For anyone who’s thinking of walking across Iceland I’ll be documenting my preparation and, later, my travels here in hopes of making your researching that little bit easier.
Right off the bat here are a few tips that seem to become pretty clear as soon as you start reading up on the land:
– Stay off the glaciers. If you’re with at least one other person, have some experience, brought crampons, (ideally) brought an ice pick, and have a burning desire to walk across a glacier, than have at ‘er. Otherwise don’t be stubborn, just go around. Depending on when you go you might get lucky and have enough surface snow to clomp your way through, but once that snow melts it’s just ice underneath. You don’t want to find yourself on a glacial slip ‘n slide or inside a glacier sandwich. The risk is almost never worth it.
-Assuming you went around and find yourself at the opening of the outflow river, move downstream a ways before attempting to cross. The water of glacier-fed rivers in general is extremely silty and the depth hard to gauge. This is worse right near the glacier where the water-saturated gravelly soil is disrupted, forming something very akin to quicksand. Being rash never pays off. You went to Iceland to walk, so walk away from the pretty glacier.
– Fording glacier-fed rivers is scary and dangerous. Particularly if you’re travelling east-west/vice verse though it’s something you’re pretty much inevitably going to have to do. Use your poles first to test the depth and the firmness of the ground, and then keep using them for stability as you cross. Be cautious and careful. (Also, prepare for it to be insanely cold. It’s a glacier-fed river, duh).
– Don’t drink downstream of sheep or near the huts. Common sense. There’s water everywhere, you might as well pick a good clean source. I’m pretty much always going to purify my water anyway, just to be safe.
-Bring gaiters.

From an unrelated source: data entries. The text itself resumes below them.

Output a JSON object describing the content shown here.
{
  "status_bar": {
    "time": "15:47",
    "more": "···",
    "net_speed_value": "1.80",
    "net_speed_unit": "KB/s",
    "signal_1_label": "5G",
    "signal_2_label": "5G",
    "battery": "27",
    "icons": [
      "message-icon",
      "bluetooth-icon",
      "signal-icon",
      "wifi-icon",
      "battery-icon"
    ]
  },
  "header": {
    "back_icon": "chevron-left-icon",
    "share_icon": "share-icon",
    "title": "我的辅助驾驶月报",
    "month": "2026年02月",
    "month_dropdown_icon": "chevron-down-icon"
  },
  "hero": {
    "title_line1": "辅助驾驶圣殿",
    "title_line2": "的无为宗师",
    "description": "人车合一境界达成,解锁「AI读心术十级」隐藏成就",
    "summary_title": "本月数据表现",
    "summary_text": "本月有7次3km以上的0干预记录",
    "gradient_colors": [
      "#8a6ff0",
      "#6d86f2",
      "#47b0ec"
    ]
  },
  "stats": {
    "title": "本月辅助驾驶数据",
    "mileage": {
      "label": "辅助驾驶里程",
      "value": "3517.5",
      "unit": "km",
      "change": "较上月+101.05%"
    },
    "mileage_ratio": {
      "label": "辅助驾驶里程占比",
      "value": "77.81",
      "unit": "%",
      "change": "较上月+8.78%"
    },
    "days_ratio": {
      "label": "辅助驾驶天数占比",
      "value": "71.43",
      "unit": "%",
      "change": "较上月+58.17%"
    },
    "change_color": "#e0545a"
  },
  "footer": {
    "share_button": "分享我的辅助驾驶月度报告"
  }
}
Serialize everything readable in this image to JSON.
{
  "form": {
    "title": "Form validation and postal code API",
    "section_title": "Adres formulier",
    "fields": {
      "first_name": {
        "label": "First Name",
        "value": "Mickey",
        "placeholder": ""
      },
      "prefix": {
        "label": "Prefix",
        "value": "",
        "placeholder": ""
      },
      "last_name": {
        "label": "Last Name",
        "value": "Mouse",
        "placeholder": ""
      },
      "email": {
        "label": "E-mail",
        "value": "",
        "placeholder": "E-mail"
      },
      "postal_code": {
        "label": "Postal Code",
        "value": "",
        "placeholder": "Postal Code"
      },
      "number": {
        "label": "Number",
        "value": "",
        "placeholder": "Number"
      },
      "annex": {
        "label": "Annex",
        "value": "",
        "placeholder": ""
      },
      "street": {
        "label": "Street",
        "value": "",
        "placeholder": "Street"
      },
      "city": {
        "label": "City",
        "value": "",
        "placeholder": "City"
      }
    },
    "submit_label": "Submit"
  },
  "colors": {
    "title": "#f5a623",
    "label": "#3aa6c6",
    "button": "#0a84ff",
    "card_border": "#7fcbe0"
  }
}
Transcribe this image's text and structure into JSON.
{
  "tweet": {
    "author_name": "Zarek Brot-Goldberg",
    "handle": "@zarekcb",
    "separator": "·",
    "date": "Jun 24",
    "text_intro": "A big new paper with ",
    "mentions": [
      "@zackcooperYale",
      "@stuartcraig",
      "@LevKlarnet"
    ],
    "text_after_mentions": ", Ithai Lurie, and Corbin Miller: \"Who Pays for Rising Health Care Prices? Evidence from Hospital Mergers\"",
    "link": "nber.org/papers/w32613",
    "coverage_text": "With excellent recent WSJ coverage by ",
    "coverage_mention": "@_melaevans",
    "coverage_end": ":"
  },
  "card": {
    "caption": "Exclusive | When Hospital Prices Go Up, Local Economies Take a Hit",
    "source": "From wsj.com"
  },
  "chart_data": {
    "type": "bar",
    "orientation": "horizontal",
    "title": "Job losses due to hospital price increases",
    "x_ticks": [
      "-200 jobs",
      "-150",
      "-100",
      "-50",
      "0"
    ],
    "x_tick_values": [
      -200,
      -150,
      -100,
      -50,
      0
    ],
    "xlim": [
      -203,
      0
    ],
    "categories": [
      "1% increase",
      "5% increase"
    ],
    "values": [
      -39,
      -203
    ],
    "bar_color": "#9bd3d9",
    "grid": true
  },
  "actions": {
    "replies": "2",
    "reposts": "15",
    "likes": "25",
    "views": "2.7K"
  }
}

They might not do much for the wet, but having to stop every hour to dump salt and volcanic ash out of your shoes is no fun.